We believe that each and every student deserves access to the services and infrastructure that lead to strong mental health, and we will fight for these fundamental needs to be met.

HealthDoers Network: The “Facebook” of Health Improvement

If you work to improve community health and healthcare, then you are officially a “HealthDoer” and would benefit from the HealthDoers Network. We think of it as the Facebook platform of health improvement. The network provides trusted peer-to-peer forums and programming to support those working to improve community health and healthcare.

Randy Chenard, Executive Director, HealthDoers Network, Network for Regional Healthcare Improvement (NRHI), attended last week’s All Member meeting to introduce the network funded by The Robert Wood Johnson Foundation and launched by NRHI. Randy explained the goal of the network is to promote a broader multi-stakeholder approach to addressing community health.

One of the biggest questions asked when developing a strategy to address any community health issue is whether any other communities have done similar work successfully. The HealthDoers Network provides a platform to connect to articles, experts, and initiatives happening across the country on a variety of topics

The online and in-person offerings are designed to rapidly identify and spread what works, foster meaningful connections, and incorporate participant feedback to set priorities. Some organizations have even chosen to develop their own private network platform for sharing information across their internal network to expedite best practice learning and adoption.

If you would like to learn more about HealthDoers, call the KHC office at 502-238-3603. You may learn more about HealthDoers by visiting

Greater Louisville Project Health Report 2013 – Continuing the Conversation

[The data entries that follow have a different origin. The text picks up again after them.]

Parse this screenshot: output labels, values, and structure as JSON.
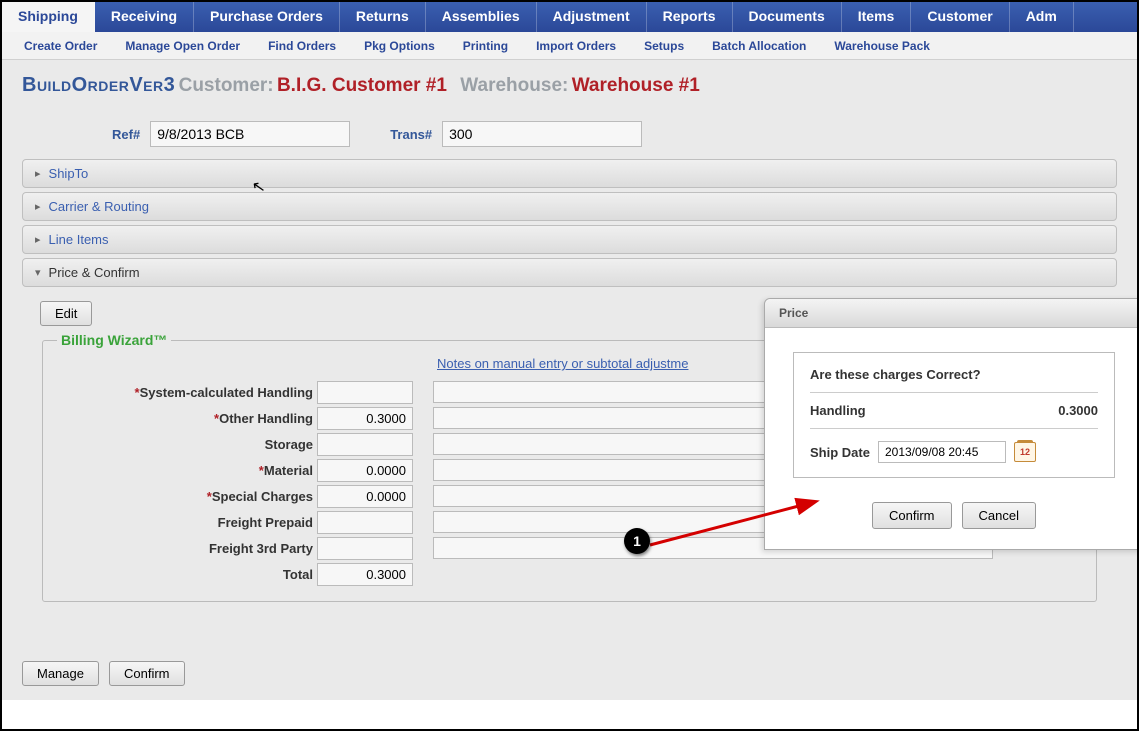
{
  "topnav": [
    "Shipping",
    "Receiving",
    "Purchase Orders",
    "Returns",
    "Assemblies",
    "Adjustment",
    "Reports",
    "Documents",
    "Items",
    "Customer",
    "Adm"
  ],
  "topnav_active": 0,
  "subnav": [
    "Create Order",
    "Manage Open Order",
    "Find Orders",
    "Pkg Options",
    "Printing",
    "Import Orders",
    "Setups",
    "Batch Allocation",
    "Warehouse Pack"
  ],
  "header": {
    "title": "BuildOrderVer3",
    "customer_label": "Customer:",
    "customer_value": "B.I.G. Customer #1",
    "warehouse_label": "Warehouse:",
    "warehouse_value": "Warehouse #1"
  },
  "refs": {
    "ref_label": "Ref#",
    "ref_value": "9/8/2013 BCB",
    "trans_label": "Trans#",
    "trans_value": "300"
  },
  "accordions": {
    "shipto": "ShipTo",
    "carrier": "Carrier & Routing",
    "lineitems": "Line Items",
    "priceconfirm": "Price & Confirm"
  },
  "billing": {
    "edit_label": "Edit",
    "wizard_title": "Billing Wizard™",
    "notes_link": "Notes on manual entry or subtotal adjustme",
    "rows": [
      {
        "label": "System-calculated Handling",
        "req": true,
        "value": "",
        "note": true
      },
      {
        "label": "Other Handling",
        "req": true,
        "value": "0.3000",
        "note": true
      },
      {
        "label": "Storage",
        "req": false,
        "value": "",
        "note": true
      },
      {
        "label": "Material",
        "req": true,
        "value": "0.0000",
        "note": true
      },
      {
        "label": "Special Charges",
        "req": true,
        "value": "0.0000",
        "note": true
      },
      {
        "label": "Freight Prepaid",
        "req": false,
        "value": "",
        "note": true
      },
      {
        "label": "Freight 3rd Party",
        "req": false,
        "value": "",
        "note": true
      },
      {
        "label": "Total",
        "req": false,
        "value": "0.3000",
        "note": false
      }
    ]
  },
  "bottom": {
    "manage": "Manage",
    "confirm": "Confirm"
  },
  "popup": {
    "title": "Price",
    "question": "Are these charges Correct?",
    "charge_label": "Handling",
    "charge_value": "0.3000",
    "shipdate_label": "Ship Date",
    "shipdate_value": "2013/09/08 20:45",
    "confirm": "Confirm",
    "cancel": "Cancel"
  },
  "annotation": {
    "step": "1"
  }
}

The Greater Louisville Project has released a 2013 Health Report that assesses the health of Louisville compared with the 14 cities that have long served as its competitive peers. It identifies our community’s most challenging health factors, including low educational attainment, unemployment, high rates of smoking and obesity, low access to primary care and poor air quality. The report also highlights the disparity amount our neighborhoods.  

Continue the Conversation –  Register for the Innovation Lab:

GLP is hosting an Innovation Lab at the IdeaFestival on September 24 from 9-10am. They are planning a highly interactive, engaging session that asks participants to brainstorm around solutions for building a healthier Louisville within respective community roles. Here is the link to register if you have not already:

Kentucky Health Quality Collaborative Conference

Wednesday, August 24, 2011
8:30 AM – 4:00 PM
Capital Plaza
405 Wilkinson Blvd., Frankfort, KY 40601 

Bringing Kentuckians who get care, give care, purchase care, and and pay for care to work together toward common, fundamental objectives to improve the health of all Kentuckians.  Join us as we learn about current quality improvement efforts in Kentucky, address changes occurring through health reform and national efforts to improve the quality of health care, and help shape a collaborative quality roadmap for Kentucky that supports building a healthier Kentucky.

Co-hosted by:  Foundation for a Healthy Kentucky, Friedell Committee for Health System Transformation, Health Care Excel, Humana, Kentucky Hospital Association, Kentucky Primary Care Association, Kentucky Voices for Health, Norton Healthcare, UAW/Ford Community Health & Kentuckiana Health Collaborative, and UK HealthCare